> _Problem statement_
Those lines of the following listing which contain the string "sparsity" should be returned.

> _Records supplied_
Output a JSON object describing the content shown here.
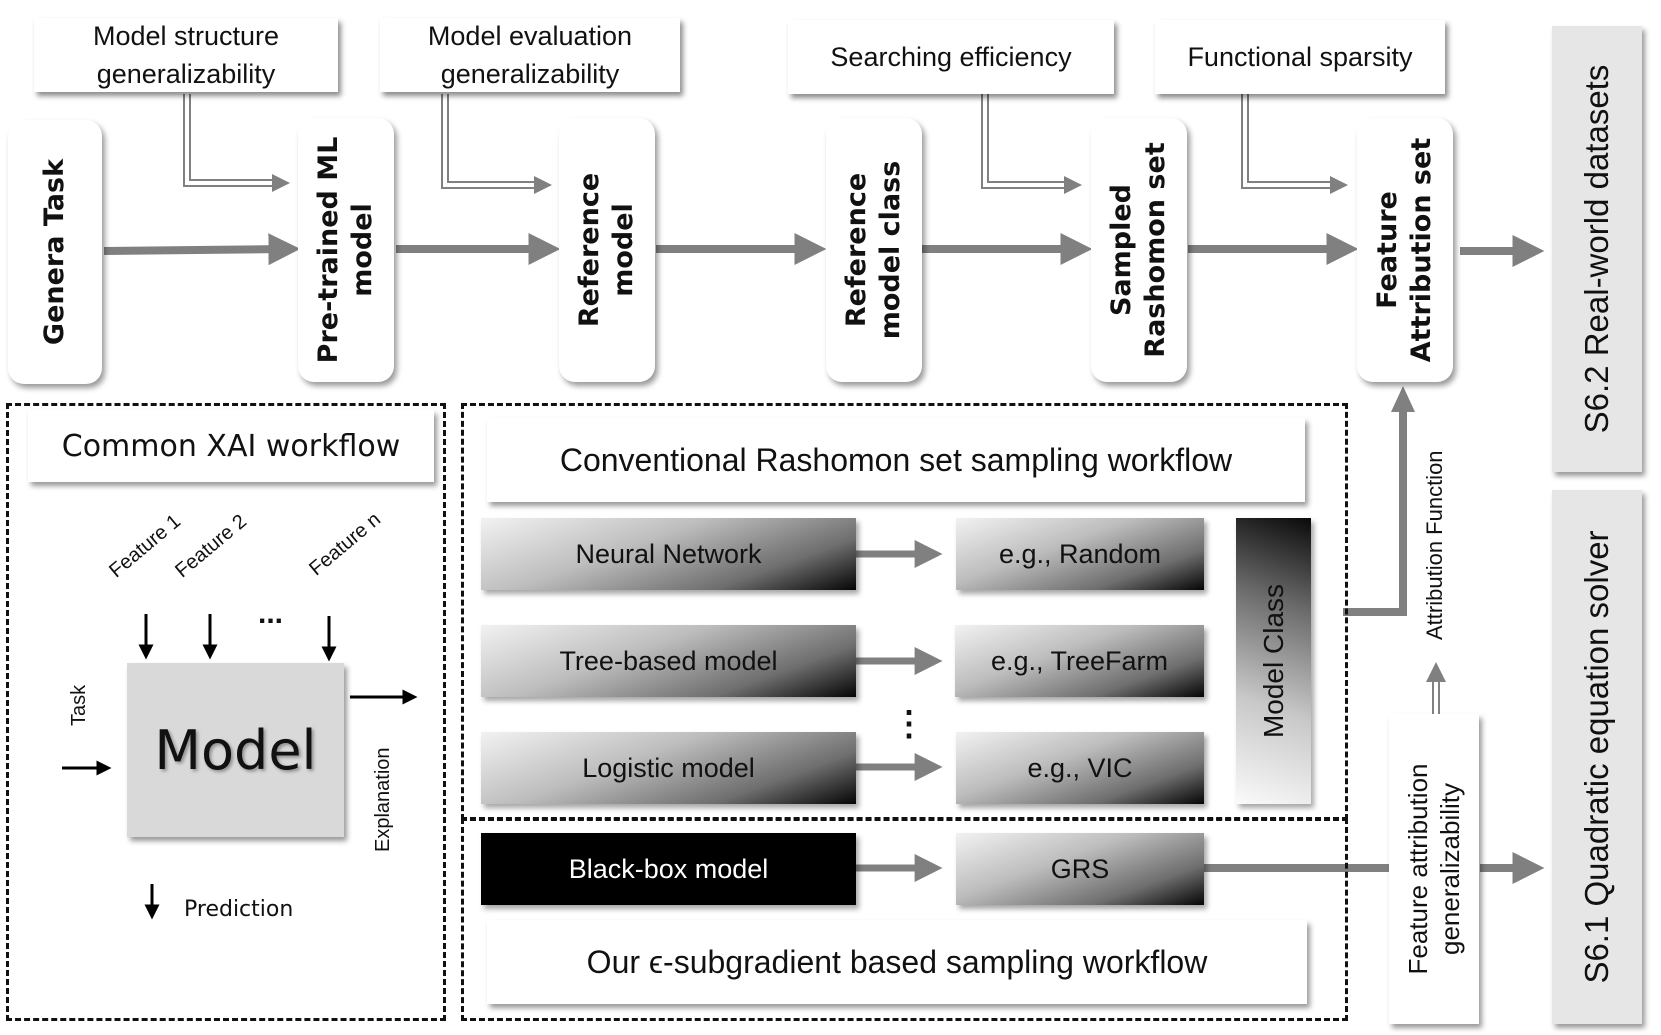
{
  "top_row": {
    "callouts": [
      {
        "id": "model-structure",
        "text": "Model structure\ngeneralizability"
      },
      {
        "id": "model-evaluation",
        "text": "Model evaluation\ngeneralizability"
      },
      {
        "id": "searching-efficiency",
        "text": "Searching efficiency"
      },
      {
        "id": "functional-sparsity",
        "text": "Functional sparsity"
      }
    ],
    "stages": [
      {
        "id": "general-task",
        "text": "Genera Task"
      },
      {
        "id": "pretrained-ml-model",
        "text": "Pre-trained ML\nmodel"
      },
      {
        "id": "reference-model",
        "text": "Reference\nmodel"
      },
      {
        "id": "reference-model-class",
        "text": "Reference\nmodel class"
      },
      {
        "id": "sampled-rashomon-set",
        "text": "Sampled\nRashomon set"
      },
      {
        "id": "feature-attribution-set",
        "text": "Feature\nAttribution set"
      }
    ]
  },
  "sections": {
    "real_world": "S6.2 Real-world datasets",
    "quadratic": "S6.1 Quadratic equation solver"
  },
  "xai": {
    "title": "Common XAI workflow",
    "model": "Model",
    "features": [
      "Feature 1",
      "Feature 2",
      "Feature n"
    ],
    "ellipsis": "...",
    "task": "Task",
    "prediction": "Prediction",
    "explanation": "Explanation"
  },
  "conventional": {
    "title": "Conventional Rashomon set sampling workflow",
    "rows": [
      {
        "model": "Neural Network",
        "method": "e.g., Random"
      },
      {
        "model": "Tree-based model",
        "method": "e.g., TreeFarm"
      },
      {
        "model": "Logistic model",
        "method": "e.g., VIC"
      }
    ],
    "vellipsis": "⋮",
    "model_class": "Model Class"
  },
  "ours": {
    "model": "Black-box model",
    "method": "GRS",
    "title": "Our ϵ-subgradient based sampling workflow"
  },
  "right_side": {
    "attribution_function": "Attribution Function",
    "feature_attribution_generalizability": "Feature attribution\ngeneralizability"
  },
  "colors": {
    "arrow": "#808080",
    "section_bg": "#e6e6e6",
    "model_box": "#d9d9d9"
  }
}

> _Finished task_
        "id": "functional-sparsity",
        "text": "Functional sparsity"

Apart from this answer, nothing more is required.